Problem to solve.
Given the records below, set each one down again exactly as it reads.

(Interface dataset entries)
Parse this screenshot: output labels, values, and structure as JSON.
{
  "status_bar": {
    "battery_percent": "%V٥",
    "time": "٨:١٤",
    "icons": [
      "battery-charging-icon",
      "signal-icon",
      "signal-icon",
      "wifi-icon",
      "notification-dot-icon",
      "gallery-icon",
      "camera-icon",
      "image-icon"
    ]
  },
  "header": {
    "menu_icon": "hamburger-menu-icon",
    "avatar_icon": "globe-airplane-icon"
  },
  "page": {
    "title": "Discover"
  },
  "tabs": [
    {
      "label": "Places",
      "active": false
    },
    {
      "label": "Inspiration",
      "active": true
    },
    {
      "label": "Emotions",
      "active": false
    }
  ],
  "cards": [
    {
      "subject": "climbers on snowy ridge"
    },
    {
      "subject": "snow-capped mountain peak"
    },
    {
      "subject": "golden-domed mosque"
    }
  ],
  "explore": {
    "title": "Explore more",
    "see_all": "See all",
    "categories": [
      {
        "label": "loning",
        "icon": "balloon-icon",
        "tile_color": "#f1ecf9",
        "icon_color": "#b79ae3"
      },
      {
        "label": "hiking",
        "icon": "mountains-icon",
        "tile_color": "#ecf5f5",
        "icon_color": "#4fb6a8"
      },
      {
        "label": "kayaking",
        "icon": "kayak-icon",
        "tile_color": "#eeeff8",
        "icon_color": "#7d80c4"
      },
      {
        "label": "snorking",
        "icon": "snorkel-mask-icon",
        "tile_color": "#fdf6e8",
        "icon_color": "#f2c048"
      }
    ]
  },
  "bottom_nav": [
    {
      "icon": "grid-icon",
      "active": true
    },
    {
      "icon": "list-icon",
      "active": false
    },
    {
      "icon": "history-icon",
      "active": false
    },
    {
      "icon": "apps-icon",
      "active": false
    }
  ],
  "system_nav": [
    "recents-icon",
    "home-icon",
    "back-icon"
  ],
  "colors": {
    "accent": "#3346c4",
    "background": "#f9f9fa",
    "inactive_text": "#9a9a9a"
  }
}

Expected output.
Parse this screenshot: output labels, values, and structure as JSON.
{
  "status_bar": {
    "battery_percent": "%V٥",
    "time": "٨:١٤",
    "icons": [
      "battery-charging-icon",
      "signal-icon",
      "signal-icon",
      "wifi-icon",
      "notification-dot-icon",
      "gallery-icon",
      "camera-icon",
      "image-icon"
    ]
  },
  "header": {
    "menu_icon": "hamburger-menu-icon",
    "avatar_icon": "globe-airplane-icon"
  },
  "page": {
    "title": "Discover"
  },
  "tabs": [
    {
      "label": "Places",
      "active": false
    },
    {
      "label": "Inspiration",
      "active": true
    },
    {
      "label": "Emotions",
      "active": false
    }
  ],
  "cards": [
    {
      "subject": "climbers on snowy ridge"
    },
    {
      "subject": "snow-capped mountain peak"
    },
    {
      "subject": "golden-domed mosque"
    }
  ],
  "explore": {
    "title": "Explore more",
    "see_all": "See all",
    "categories": [
      {
        "label": "loning",
        "icon": "balloon-icon",
        "tile_color": "#f1ecf9",
        "icon_color": "#b79ae3"
      },
      {
        "label": "hiking",
        "icon": "mountains-icon",
        "tile_color": "#ecf5f5",
        "icon_color": "#4fb6a8"
      },
      {
        "label": "kayaking",
        "icon": "kayak-icon",
        "tile_color": "#eeeff8",
        "icon_color": "#7d80c4"
      },
      {
        "label": "snorking",
        "icon": "snorkel-mask-icon",
        "tile_color": "#fdf6e8",
        "icon_color": "#f2c048"
      }
    ]
  },
  "bottom_nav": [
    {
      "icon": "grid-icon",
      "active": true
    },
    {
      "icon": "list-icon",
      "active": false
    },
    {
      "icon": "history-icon",
      "active": false
    },
    {
      "icon": "apps-icon",
      "active": false
    }
  ],
  "system_nav": [
    "recents-icon",
    "home-icon",
    "back-icon"
  ],
  "colors": {
    "accent": "#3346c4",
    "background": "#f9f9fa",
    "inactive_text": "#9a9a9a"
  }
}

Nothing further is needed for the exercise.